They do know that it is not caused by specific foods, nor is it directly caused by mental stress, but these factors can be contributing factors to aggravate the situation. Other factors that may increase the risk of IBD include (but not be limited to):
Family history: If a parent or sibling is affected with ulcerative colitis, the chances of getting this and other similar types of diseases increase.
Smoking: Smokers will increase their risk of getting Crohn’s Disease, but the risk of potentially developing ulcerative colitis is said to decrease.
In addition, a compromised immune system may also be a contributing factor in developing ulcerative colitis and other types of inflammatory-based bowel diseases.
There are Several Types of Colitis
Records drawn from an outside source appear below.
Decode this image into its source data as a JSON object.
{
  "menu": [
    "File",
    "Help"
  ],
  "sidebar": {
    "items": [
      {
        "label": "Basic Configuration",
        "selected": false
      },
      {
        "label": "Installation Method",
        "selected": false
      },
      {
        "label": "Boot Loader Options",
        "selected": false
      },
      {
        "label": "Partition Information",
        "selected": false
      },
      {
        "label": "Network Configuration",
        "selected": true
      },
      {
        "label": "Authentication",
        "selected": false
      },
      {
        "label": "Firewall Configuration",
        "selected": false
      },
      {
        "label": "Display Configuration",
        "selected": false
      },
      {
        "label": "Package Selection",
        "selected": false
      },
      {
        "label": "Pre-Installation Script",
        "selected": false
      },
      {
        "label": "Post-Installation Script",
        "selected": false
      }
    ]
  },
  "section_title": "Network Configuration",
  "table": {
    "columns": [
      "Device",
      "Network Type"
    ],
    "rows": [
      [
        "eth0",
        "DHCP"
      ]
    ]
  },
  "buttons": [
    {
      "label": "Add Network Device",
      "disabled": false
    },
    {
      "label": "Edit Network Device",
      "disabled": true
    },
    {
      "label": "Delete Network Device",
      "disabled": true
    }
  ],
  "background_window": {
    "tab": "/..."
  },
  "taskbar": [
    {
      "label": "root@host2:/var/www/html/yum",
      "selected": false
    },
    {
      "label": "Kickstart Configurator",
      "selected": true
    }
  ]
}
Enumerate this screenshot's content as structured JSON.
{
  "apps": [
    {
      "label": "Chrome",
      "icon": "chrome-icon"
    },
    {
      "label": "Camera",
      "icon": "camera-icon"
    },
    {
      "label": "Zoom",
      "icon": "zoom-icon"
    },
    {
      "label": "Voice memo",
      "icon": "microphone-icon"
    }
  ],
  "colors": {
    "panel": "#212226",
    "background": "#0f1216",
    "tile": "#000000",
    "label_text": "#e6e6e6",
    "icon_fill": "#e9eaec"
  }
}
Depending on the affected area, the Crohn’s & Colitis Foundation of America (CCFA) have declared that there are several versions of this disease. For instance, ulcerative proctitis is an inflammation that is centralized to the rectum. Proctosigmoiditis affects the rectum, as well as the sigmoid colon. With Left Sided Colitis, the inflammation starts at the rectum and travels to the spleen. Then there is the pan-ulcerative colitis, which involves an inflammation of the entire colon.
No Appendix may Lower your Risk of Ulcerative Colitis
The appendix is a little organ that is situated where the large intestines first bends. The appendix may become inflamed (known as appendicitis), and this serious condition must be dealt with immediately (which usually involves the surgical removal of this organ). It seems that individuals who have had their appendix removed have inadvertently also lowered their risk of ulcerative colitis. Unless inflamed, the removal of the appendix is not recommended.
Ulcerative colitis is commonly referred to as the disease of the non-smokers. Nicotine has been studied as a treatment for ulcerative colitis, but no conclusive evidence has developed from this research. It is not recommended that people with ulcerative colitis start to smoke cigarettes, as smoking is associated with a whole host of other potential problems, such as colon cancer and lung cancer.
Breastfeeding: a form of natural protection against IBD
A new mother who breastfeeds her baby could be protecting the infant against the disease later in life. In addition, the risk of the mother encountering painful inflammation flare-up may decrease while she is breast feeding.
Ulcerative Colitis connected to Liver Disease
It is not commonly known that ulcerative colitis is associated with sclerosing cholangitis (PSC), which is a form of liver disease. Many times, individuals who are diagnosed with PSC are also diagnosed with ulcerative colitis. In the same manner, individuals who have been diagnosed with Crohn’s Disease are often times diagnosed with PSC. PSC is found more commonly among the male population.
Quality Sleep is an Important aspect of Treatment
According to the director (Ashkan Farhadi, MD) of the Digestive Disease Center at Memorial Care Medical Group in California, the right amount of quality of sleep is necessary for the proper management of ulcerative colitis. It has been studied and proven, that women who get less than six (6) or more than nine (9) hours of sleep of night, have a higher increase of flare-ups. Establishing a pattern of going to bed and waking at the same time every day may help you to achieve the proper amount of required sleep. In addition, it is suggested that you keep your sleep environment dark and cool.